This most interesting film is a story of the avenging angel, who comes to the town of Lago (‘lake’), which is indeed on the shore of a lake, and proceeds to mete out brutal retribution. Revelation 21:8 reads: “But as for the cowardly, the faithless, the detestable, as for murderers, the sexually immoral, sorcerers, idolaters, and all liars, their portion will be in the lake that burns with fire and sulfur, which is the second death.”
The inclusion of the sexually immoral, who, in the film, consort with the murderer, would explain the rape scene that occurs so suddenly after the beginning of the story. The scene disturbs more than the death by gun fire, only momentarily earlier, of three men by the same stranger who rapes the woman.
Dynamite, used in the narrative to kill the cowardly and stone the murderers is the sulfur that presages the second death. Portions of the town aflame in the night produce the backdrop of the lake of fire.

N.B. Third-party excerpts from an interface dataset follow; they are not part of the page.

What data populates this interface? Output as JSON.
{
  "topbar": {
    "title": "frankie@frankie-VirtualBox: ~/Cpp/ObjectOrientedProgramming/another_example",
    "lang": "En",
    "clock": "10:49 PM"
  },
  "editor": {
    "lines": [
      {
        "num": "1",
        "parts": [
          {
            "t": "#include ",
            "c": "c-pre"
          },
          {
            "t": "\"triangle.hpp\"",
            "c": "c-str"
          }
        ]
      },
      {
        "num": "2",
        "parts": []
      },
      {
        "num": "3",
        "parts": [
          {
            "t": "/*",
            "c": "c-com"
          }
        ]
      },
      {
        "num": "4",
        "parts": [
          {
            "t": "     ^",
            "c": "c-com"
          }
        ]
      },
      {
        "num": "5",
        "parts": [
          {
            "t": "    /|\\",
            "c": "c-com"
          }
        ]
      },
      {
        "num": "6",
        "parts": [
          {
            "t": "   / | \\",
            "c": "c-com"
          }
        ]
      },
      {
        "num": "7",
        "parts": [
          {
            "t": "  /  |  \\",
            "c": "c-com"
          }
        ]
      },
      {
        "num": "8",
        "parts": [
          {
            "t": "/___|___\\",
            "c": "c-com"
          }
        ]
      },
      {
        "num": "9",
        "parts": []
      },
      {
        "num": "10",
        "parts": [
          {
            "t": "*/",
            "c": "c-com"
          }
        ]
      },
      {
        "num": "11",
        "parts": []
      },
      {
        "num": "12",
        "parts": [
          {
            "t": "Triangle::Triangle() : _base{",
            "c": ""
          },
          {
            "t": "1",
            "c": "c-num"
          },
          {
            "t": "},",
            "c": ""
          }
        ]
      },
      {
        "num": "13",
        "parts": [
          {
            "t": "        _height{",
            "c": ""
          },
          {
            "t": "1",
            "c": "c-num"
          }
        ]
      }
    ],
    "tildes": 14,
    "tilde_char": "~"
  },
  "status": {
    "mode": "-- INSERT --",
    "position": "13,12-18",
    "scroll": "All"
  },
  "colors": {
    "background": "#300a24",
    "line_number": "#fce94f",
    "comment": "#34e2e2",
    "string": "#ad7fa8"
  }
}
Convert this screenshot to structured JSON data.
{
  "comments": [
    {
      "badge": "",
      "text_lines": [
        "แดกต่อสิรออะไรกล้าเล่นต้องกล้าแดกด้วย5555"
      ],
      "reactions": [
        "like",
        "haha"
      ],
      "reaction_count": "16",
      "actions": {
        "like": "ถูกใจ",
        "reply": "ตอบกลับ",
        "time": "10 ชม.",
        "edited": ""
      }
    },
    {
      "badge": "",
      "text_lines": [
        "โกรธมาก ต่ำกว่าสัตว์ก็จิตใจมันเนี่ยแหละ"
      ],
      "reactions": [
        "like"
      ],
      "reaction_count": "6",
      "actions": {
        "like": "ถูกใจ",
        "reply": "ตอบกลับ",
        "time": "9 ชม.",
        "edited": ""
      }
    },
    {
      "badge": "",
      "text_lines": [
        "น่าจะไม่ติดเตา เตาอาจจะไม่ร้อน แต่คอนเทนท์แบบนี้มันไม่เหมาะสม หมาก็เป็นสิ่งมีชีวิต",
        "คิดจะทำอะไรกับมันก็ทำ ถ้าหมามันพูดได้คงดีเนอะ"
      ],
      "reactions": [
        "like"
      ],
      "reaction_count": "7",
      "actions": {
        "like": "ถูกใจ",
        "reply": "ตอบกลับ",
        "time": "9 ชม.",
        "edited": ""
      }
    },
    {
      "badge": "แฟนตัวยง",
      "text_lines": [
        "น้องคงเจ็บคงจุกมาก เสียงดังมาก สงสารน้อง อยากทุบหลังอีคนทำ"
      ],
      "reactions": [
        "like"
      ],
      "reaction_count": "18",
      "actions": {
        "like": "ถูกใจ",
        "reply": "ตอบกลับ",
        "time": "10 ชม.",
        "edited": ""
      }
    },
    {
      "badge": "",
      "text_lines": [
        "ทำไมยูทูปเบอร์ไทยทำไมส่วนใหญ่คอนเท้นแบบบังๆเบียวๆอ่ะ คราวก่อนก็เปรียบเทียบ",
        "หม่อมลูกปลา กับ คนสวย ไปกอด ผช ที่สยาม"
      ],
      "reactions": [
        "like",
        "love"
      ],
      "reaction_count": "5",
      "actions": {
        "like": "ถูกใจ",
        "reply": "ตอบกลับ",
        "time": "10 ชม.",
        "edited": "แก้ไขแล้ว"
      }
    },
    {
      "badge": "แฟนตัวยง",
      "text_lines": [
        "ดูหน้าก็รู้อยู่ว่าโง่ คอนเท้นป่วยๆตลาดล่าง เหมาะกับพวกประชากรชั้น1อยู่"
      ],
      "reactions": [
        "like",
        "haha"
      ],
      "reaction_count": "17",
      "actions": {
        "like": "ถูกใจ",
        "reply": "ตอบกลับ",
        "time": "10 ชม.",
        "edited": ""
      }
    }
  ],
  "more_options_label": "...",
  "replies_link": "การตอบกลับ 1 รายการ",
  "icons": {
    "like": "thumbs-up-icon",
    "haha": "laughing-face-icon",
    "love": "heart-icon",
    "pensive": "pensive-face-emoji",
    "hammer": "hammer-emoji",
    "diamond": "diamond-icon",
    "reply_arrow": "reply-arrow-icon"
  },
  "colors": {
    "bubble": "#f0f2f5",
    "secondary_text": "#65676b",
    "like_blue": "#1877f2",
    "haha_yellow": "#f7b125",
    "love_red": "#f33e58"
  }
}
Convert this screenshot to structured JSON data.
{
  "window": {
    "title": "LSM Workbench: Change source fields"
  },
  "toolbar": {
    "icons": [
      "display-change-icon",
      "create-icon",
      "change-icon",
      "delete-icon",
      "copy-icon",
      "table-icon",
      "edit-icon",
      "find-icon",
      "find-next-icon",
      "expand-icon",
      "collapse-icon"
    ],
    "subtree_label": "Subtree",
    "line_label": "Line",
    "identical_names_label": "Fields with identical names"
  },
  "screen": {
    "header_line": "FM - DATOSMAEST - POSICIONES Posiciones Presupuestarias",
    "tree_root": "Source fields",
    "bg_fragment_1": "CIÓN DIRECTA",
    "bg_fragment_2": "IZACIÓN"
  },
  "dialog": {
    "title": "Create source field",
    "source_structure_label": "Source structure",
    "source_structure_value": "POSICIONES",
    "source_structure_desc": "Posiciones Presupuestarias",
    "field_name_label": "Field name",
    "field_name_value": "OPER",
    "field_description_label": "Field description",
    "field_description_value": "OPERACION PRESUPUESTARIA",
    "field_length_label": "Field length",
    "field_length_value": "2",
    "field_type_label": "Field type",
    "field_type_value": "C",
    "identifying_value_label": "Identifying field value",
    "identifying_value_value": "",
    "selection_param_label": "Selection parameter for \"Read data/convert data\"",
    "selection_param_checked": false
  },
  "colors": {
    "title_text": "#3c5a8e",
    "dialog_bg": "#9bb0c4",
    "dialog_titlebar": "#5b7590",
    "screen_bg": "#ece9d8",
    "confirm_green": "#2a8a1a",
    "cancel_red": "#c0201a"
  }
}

A dwarf, named Mordecai, becomes, through the stranger, the titular mayor and sheriff of the town. In Biblical accounts, Mordecai “sat in the king’s gate” to signify his intimacy to the ruler, or, in the film, the stranger. The historicity of the name, in Persian, suggests the meaning ‘little boy;’ in Aramaic, follower or servant, or follower and servant of God.
In Rabbinical literature, the angel of death, a creation of God on the first day, exacts slaughter, in the manner ordained by God, to restore the honour of mankind. Slaughter may be by burning, beheading, or throttling. All the major series of deaths in the film are in threes: of the hired men at the beginning of the film, of the men murdered for their horses by the three murderers of the town marshall (which had set the retribution in motion), and of the three murderers themselves—one by throttling, another by scourging by lash, the last by death before the burning flames.
The angel of death, who is the Satan depicted in Paradise Lost, is not inherently evil, being created by God, but is that creation of God who Himself contends with evil, and, indeed, tempts it. In this, then, is also created the possibility of free will.
Rob Ager, in a detailed and wordy interpretation of the film, and also argues that the avenging angel is the ghost of the murdered marshall. I myself prefer to think that the angel carries the ghost, or, perhaps better, the soul of the man who was, with or before him, as that seems a more satisfactory, and more universal, allegory.